Records for the task below:
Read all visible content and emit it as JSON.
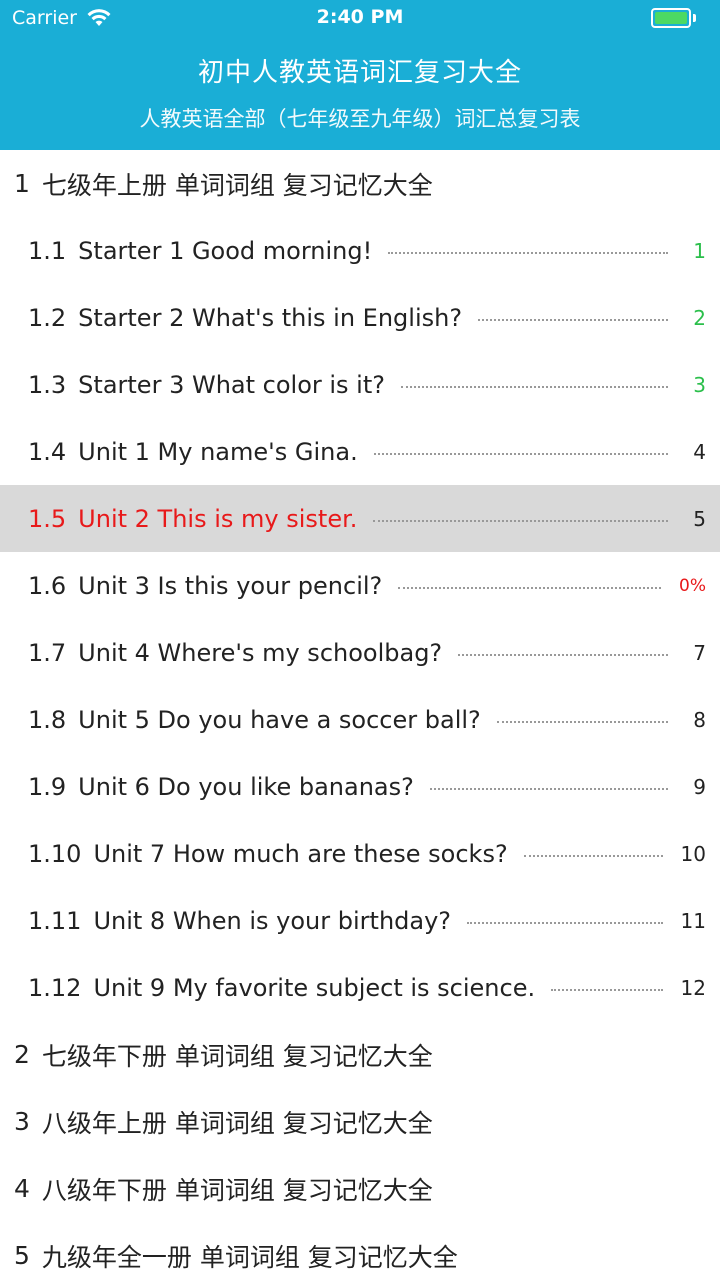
{
  "status_bar": {
    "carrier": "Carrier",
    "time": "2:40 PM"
  },
  "header": {
    "title": "初中人教英语词汇复习大全",
    "subtitle": "人教英语全部（七年级至九年级）词汇总复习表"
  },
  "sections": [
    {
      "num": "1",
      "label": "七级年上册  单词词组  复习记忆大全"
    },
    {
      "num": "2",
      "label": "七级年下册  单词词组  复习记忆大全"
    },
    {
      "num": "3",
      "label": "八级年上册  单词词组  复习记忆大全"
    },
    {
      "num": "4",
      "label": "八级年下册  单词词组  复习记忆大全"
    },
    {
      "num": "5",
      "label": "九级年全一册  单词词组  复习记忆大全"
    }
  ],
  "lessons": [
    {
      "num": "1.1",
      "title": "Starter 1 Good morning!",
      "page": "1",
      "state": "done"
    },
    {
      "num": "1.2",
      "title": "Starter 2 What's this in English?",
      "page": "2",
      "state": "done"
    },
    {
      "num": "1.3",
      "title": "Starter 3 What color is it?",
      "page": "3",
      "state": "done"
    },
    {
      "num": "1.4",
      "title": "Unit 1 My name's Gina.",
      "page": "4",
      "state": "normal"
    },
    {
      "num": "1.5",
      "title": "Unit 2 This is my sister.",
      "page": "5",
      "state": "selected"
    },
    {
      "num": "1.6",
      "title": "Unit 3 Is this your pencil?",
      "page": "0%",
      "state": "progress"
    },
    {
      "num": "1.7",
      "title": "Unit 4 Where's my schoolbag?",
      "page": "7",
      "state": "normal"
    },
    {
      "num": "1.8",
      "title": "Unit 5 Do you have a soccer ball?",
      "page": "8",
      "state": "normal"
    },
    {
      "num": "1.9",
      "title": "Unit 6 Do you like bananas?",
      "page": "9",
      "state": "normal"
    },
    {
      "num": "1.10",
      "title": "Unit 7 How much are these socks?",
      "page": "10",
      "state": "normal"
    },
    {
      "num": "1.11",
      "title": "Unit 8 When is your birthday?",
      "page": "11",
      "state": "normal"
    },
    {
      "num": "1.12",
      "title": "Unit 9 My favorite subject is science.",
      "page": "12",
      "state": "normal"
    }
  ],
  "colors": {
    "header_bg": "#1aaed6",
    "selected_text": "#e8191a",
    "selected_bg": "#d9d9d9",
    "done_page": "#2bbf4b"
  }
}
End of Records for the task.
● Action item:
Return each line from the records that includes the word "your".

● Answer box:
      "title": "Unit 3 Is this your pencil?",
      "title": "Unit 8 When is your birthday?",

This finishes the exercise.